Larson said now is not the time to be cutting funding to the agency, which consists of about 600 people and operates with a budget of $168 million.

Despite being a small agency by federal standards, Guilford said the CTFC has the responsibility of overseeing a $600 trillion commodity market. But House Republicans now want to cut $57 million from the agency’s budget and force layoffs, he said.

“The answer for Republicans as the agency of the federal government is about to bring down manipulation in the crude oil market is—wait, not yet,” he said.

Larson admitted there is not much that can be done to stop the proposal from leaving the House but said he’s confident it can be defeated in the Democratic-controlled Senate. But Larson said he would like to encourage a grassroots movement against market manipulation.

“I think the American public needs to be educated to the fact of how much money is spent in Washington to stop usually consumer-oriented legislation, like the Dodd-Frank bill. That was lobbied against severely and now as the regulations and implementation is coming into effect, the lobbying is still going on,” he said.

Larson said that if all else fails, oil prices could be dropped by drawing down the strategic oil reserves maintained by the U.S. Department of Energy.
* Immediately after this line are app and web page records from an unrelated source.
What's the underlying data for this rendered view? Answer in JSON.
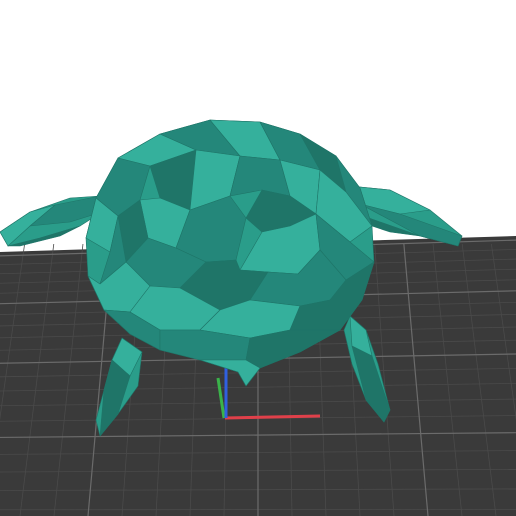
{
  "viewport": {
    "background": "#ffffff",
    "bed_color": "#3a3a3a",
    "grid_minor_color": "#4a4a4a",
    "grid_major_color": "#6b6b6b"
  },
  "model": {
    "name_icon": "sea-turtle-model",
    "color": "#2a9d8a",
    "shade_dark": "#1f7568",
    "shade_mid": "#24877a",
    "shade_light": "#35b09c"
  },
  "axes": {
    "x_color": "#e0404a",
    "y_color": "#3ab34a",
    "z_color": "#3060e0"
  }
}
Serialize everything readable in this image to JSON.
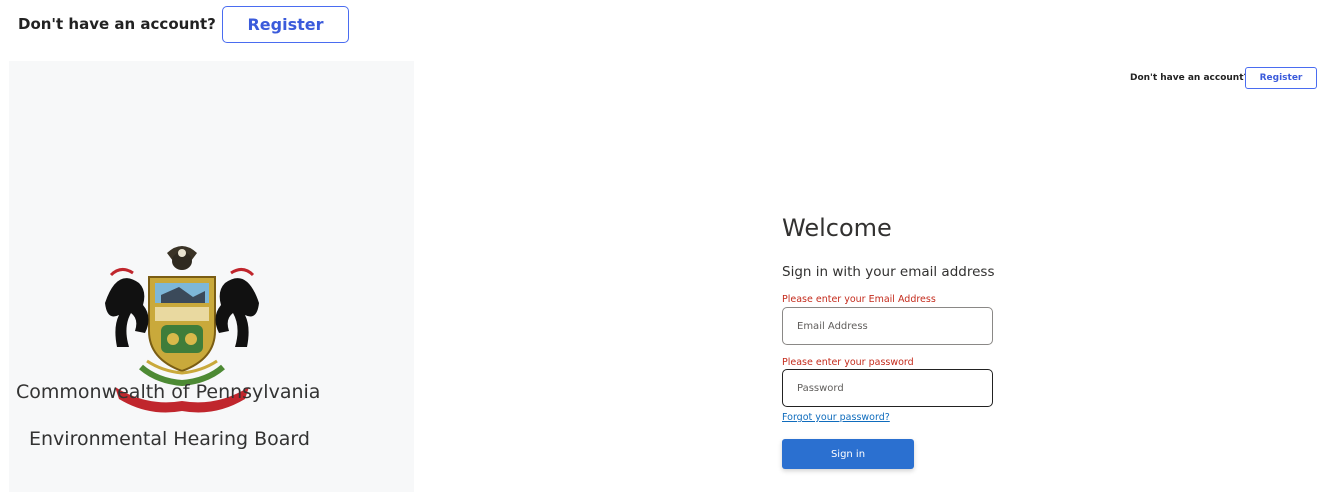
{
  "top_bar": {
    "prompt": "Don't have an account?",
    "register_label": "Register"
  },
  "left_panel": {
    "org_name": "Commonwealth of Pennsylvania",
    "board_name": "Environmental Hearing Board",
    "logo_icon": "pennsylvania-coat-of-arms"
  },
  "corner": {
    "prompt": "Don't have an account?",
    "register_label": "Register"
  },
  "form": {
    "title": "Welcome",
    "subtitle": "Sign in with your email address",
    "email": {
      "error": "Please enter your Email Address",
      "placeholder": "Email Address",
      "value": ""
    },
    "password": {
      "error": "Please enter your password",
      "placeholder": "Password",
      "value": ""
    },
    "forgot_label": "Forgot your password?",
    "signin_label": "Sign in"
  },
  "colors": {
    "accent": "#2b70d0",
    "register_border": "#4a6cf0",
    "error": "#c42b1c",
    "link": "#0f6cbd",
    "panel_bg": "#f7f8f9"
  }
}
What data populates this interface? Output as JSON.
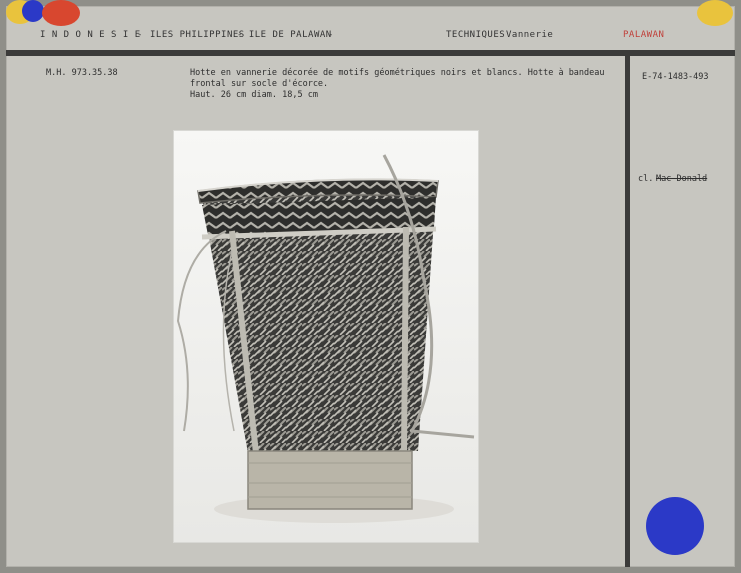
{
  "header": {
    "country": "I N D O N E S I E",
    "sep1": "-",
    "islands": "ILES PHILIPPINES",
    "sep2": "- ILE DE PALAWAN",
    "sep3": "-",
    "techniques_label": "TECHNIQUES",
    "technique": "Vannerie",
    "region": "PALAWAN"
  },
  "record": {
    "inventory": "M.H. 973.35.38",
    "description_lines": [
      "Hotte en vannerie décorée de motifs géométriques noirs et blancs. Hotte à bandeau",
      "frontal sur socle d'écorce.",
      "Haut. 26 cm  diam. 18,5 cm"
    ],
    "negative_number": "E-74-1483-493",
    "credit_prefix": "cl.",
    "credit_name": "Mac Donald"
  },
  "colors": {
    "yellow_dot": "#e9c33d",
    "red_dot": "#d8472f",
    "blue_dot": "#2b39c7",
    "region_text": "#c0403a"
  }
}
Flooding the market takes away some of the ability of spectators to take advantage of the system, he said.

President Barack Obama has been hesitant to use that option, however.  Larson said he understands why—in this case supply and demand is not the problem, so increasing supply is not really an answer. A better way to address the issue would be to bolster the CFTC, rather than cut it, and implement the Dodd-Frank act on time, he said.